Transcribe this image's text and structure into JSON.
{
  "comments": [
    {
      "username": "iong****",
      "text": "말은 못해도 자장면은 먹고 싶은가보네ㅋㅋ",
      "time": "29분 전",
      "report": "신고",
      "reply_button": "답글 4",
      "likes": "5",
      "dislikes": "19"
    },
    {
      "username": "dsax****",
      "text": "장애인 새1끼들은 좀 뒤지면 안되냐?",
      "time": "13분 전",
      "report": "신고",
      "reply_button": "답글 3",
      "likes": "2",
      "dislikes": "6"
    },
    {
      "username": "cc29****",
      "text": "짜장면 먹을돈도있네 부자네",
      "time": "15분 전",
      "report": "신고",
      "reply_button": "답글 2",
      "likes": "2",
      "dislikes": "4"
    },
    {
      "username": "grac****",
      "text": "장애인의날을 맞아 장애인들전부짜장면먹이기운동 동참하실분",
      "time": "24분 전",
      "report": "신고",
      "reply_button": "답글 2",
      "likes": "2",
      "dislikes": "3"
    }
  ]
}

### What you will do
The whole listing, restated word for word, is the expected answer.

### Written solution
Transcribe this image's text and structure into JSON.
{
  "comments": [
    {
      "username": "iong****",
      "text": "말은 못해도 자장면은 먹고 싶은가보네ㅋㅋ",
      "time": "29분 전",
      "report": "신고",
      "reply_button": "답글 4",
      "likes": "5",
      "dislikes": "19"
    },
    {
      "username": "dsax****",
      "text": "장애인 새1끼들은 좀 뒤지면 안되냐?",
      "time": "13분 전",
      "report": "신고",
      "reply_button": "답글 3",
      "likes": "2",
      "dislikes": "6"
    },
    {
      "username": "cc29****",
      "text": "짜장면 먹을돈도있네 부자네",
      "time": "15분 전",
      "report": "신고",
      "reply_button": "답글 2",
      "likes": "2",
      "dislikes": "4"
    },
    {
      "username": "grac****",
      "text": "장애인의날을 맞아 장애인들전부짜장면먹이기운동 동참하실분",
      "time": "24분 전",
      "report": "신고",
      "reply_button": "답글 2",
      "likes": "2",
      "dislikes": "3"
    }
  ]
}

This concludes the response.